Dataset rows for apps and sites:
┄┄┄┄┄┄

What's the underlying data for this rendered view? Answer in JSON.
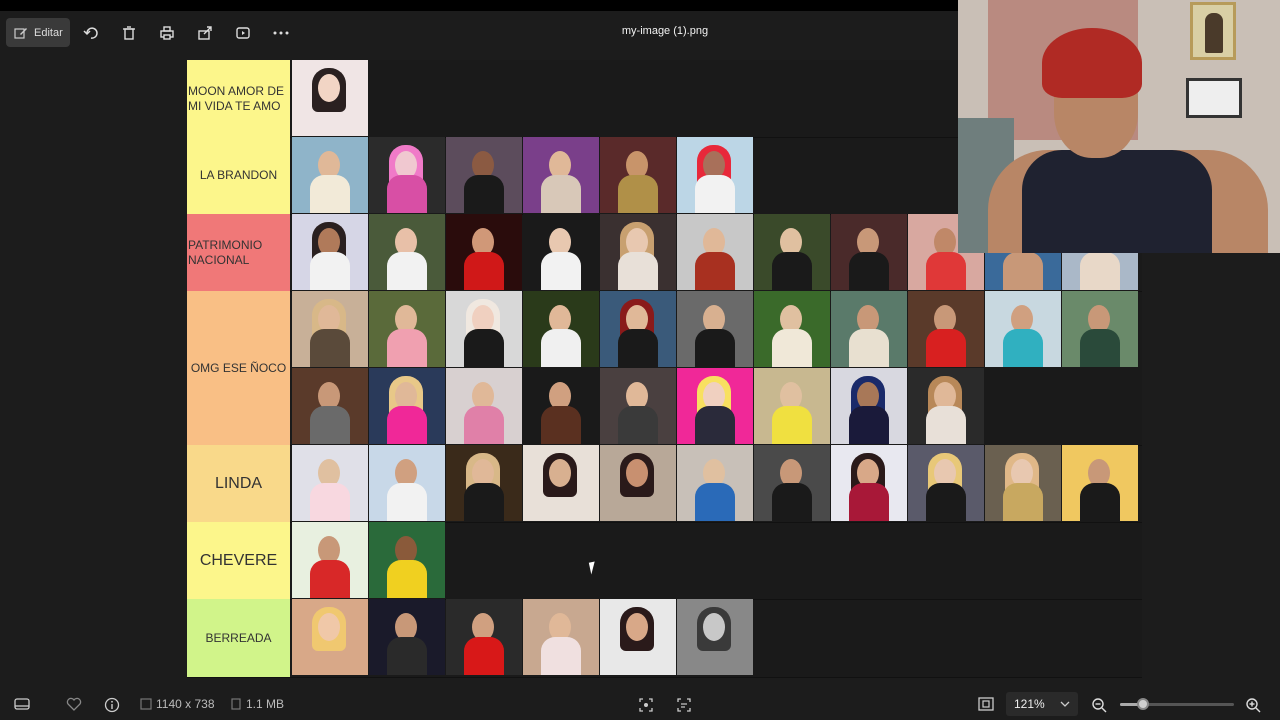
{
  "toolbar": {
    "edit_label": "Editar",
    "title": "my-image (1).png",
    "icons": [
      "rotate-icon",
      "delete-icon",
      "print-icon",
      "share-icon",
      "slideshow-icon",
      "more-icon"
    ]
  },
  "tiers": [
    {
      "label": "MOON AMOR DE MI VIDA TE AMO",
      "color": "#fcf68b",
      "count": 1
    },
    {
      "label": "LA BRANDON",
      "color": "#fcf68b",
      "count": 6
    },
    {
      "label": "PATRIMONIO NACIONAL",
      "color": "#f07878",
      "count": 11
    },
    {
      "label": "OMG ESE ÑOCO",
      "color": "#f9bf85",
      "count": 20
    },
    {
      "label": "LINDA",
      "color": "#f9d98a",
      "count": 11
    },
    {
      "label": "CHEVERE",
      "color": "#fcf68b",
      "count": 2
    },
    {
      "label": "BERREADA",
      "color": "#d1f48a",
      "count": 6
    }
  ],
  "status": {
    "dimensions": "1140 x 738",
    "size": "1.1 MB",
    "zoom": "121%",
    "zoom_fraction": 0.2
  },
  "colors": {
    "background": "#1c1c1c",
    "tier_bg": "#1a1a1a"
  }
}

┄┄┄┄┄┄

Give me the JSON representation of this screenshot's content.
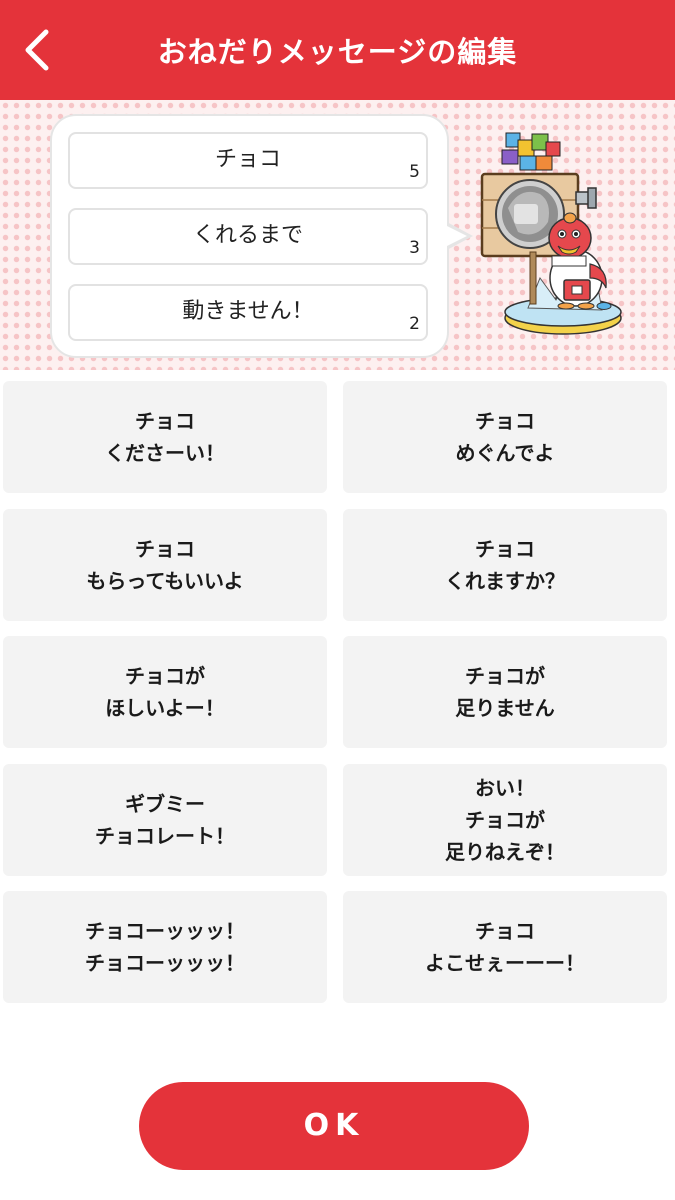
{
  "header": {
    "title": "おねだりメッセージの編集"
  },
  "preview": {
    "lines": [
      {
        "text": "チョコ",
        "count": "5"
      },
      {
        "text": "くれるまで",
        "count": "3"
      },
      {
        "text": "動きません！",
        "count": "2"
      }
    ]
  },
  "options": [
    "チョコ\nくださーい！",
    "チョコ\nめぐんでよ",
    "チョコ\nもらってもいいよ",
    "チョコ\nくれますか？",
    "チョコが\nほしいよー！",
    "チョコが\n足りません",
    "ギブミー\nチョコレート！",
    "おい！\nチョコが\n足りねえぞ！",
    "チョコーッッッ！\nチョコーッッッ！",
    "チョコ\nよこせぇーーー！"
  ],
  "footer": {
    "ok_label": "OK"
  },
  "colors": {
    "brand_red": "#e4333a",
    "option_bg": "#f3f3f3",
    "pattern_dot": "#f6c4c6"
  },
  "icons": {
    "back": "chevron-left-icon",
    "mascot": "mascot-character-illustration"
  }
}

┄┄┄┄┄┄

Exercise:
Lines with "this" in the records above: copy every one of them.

Expected answer:
What's the underlying data for this rendered view? Answer in JSON.
Give me the JSON representation of this screenshot's content.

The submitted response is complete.